RECORDS TO PROCESS.
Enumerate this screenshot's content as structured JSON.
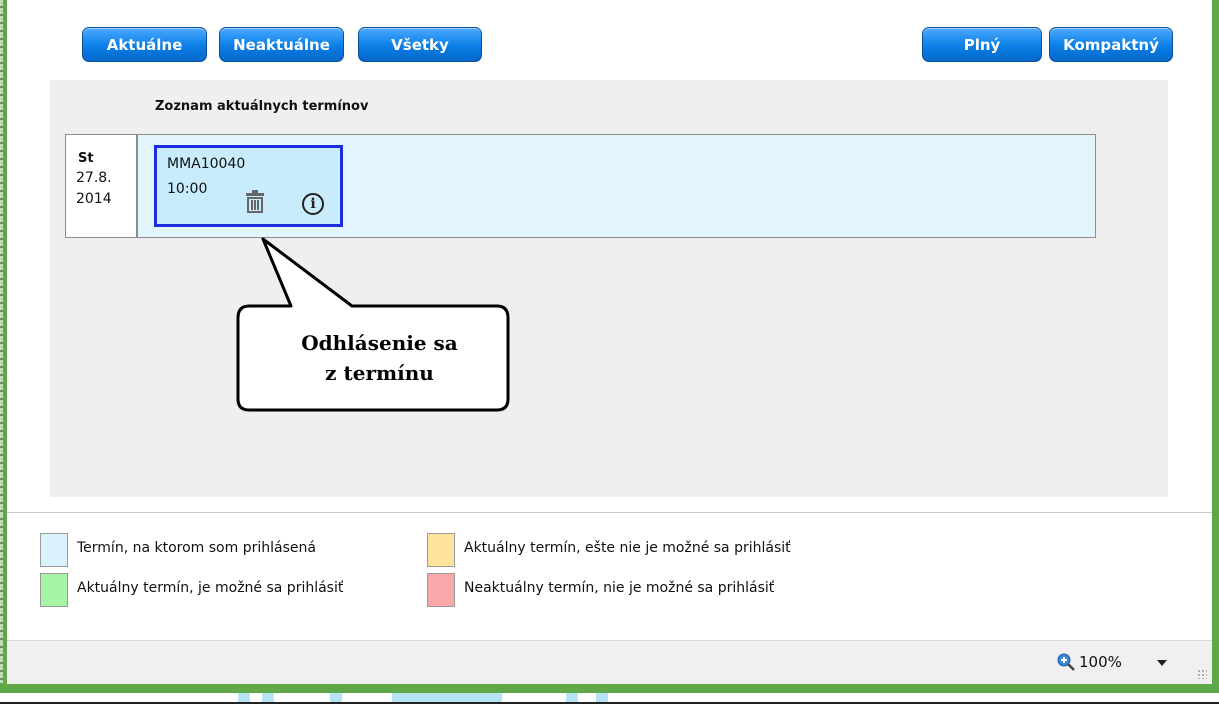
{
  "toolbar": {
    "filter_buttons": [
      "Aktuálne",
      "Neaktuálne",
      "Všetky"
    ],
    "view_buttons": [
      "Plný",
      "Kompaktný"
    ]
  },
  "list": {
    "title": "Zoznam aktuálnych termínov",
    "rows": [
      {
        "day": "St",
        "date_line1": "27.8.",
        "date_line2": "2014",
        "event": {
          "code": "MMA10040",
          "time": "10:00",
          "icons": [
            "trash-icon",
            "info-icon"
          ],
          "highlight_color": "#1a2ee0"
        }
      }
    ]
  },
  "callout": {
    "line1": "Odhlásenie sa",
    "line2": "z termínu"
  },
  "legend": [
    {
      "color": "#d9f2fc",
      "label": "Termín, na ktorom som prihlásená"
    },
    {
      "color": "#fde49a",
      "label": "Aktuálny termín, ešte nie je možné sa prihlásiť"
    },
    {
      "color": "#a5f5a5",
      "label": "Aktuálny termín, je možné sa prihlásiť"
    },
    {
      "color": "#f9a9a9",
      "label": "Neaktuálny termín, nie je možné sa prihlásiť"
    }
  ],
  "statusbar": {
    "zoom": "100%",
    "zoom_icon": "zoom-icon"
  },
  "colors": {
    "button_blue": "#0a7ee6",
    "frame_green": "#5ea847",
    "row_bg": "#e3f5fc"
  }
}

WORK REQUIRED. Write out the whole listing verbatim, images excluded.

FINISHED EXERCISE.
Enumerate this screenshot's content as structured JSON.
{
  "toolbar": {
    "filter_buttons": [
      "Aktuálne",
      "Neaktuálne",
      "Všetky"
    ],
    "view_buttons": [
      "Plný",
      "Kompaktný"
    ]
  },
  "list": {
    "title": "Zoznam aktuálnych termínov",
    "rows": [
      {
        "day": "St",
        "date_line1": "27.8.",
        "date_line2": "2014",
        "event": {
          "code": "MMA10040",
          "time": "10:00",
          "icons": [
            "trash-icon",
            "info-icon"
          ],
          "highlight_color": "#1a2ee0"
        }
      }
    ]
  },
  "callout": {
    "line1": "Odhlásenie sa",
    "line2": "z termínu"
  },
  "legend": [
    {
      "color": "#d9f2fc",
      "label": "Termín, na ktorom som prihlásená"
    },
    {
      "color": "#fde49a",
      "label": "Aktuálny termín, ešte nie je možné sa prihlásiť"
    },
    {
      "color": "#a5f5a5",
      "label": "Aktuálny termín, je možné sa prihlásiť"
    },
    {
      "color": "#f9a9a9",
      "label": "Neaktuálny termín, nie je možné sa prihlásiť"
    }
  ],
  "statusbar": {
    "zoom": "100%",
    "zoom_icon": "zoom-icon"
  },
  "colors": {
    "button_blue": "#0a7ee6",
    "frame_green": "#5ea847",
    "row_bg": "#e3f5fc"
  }
}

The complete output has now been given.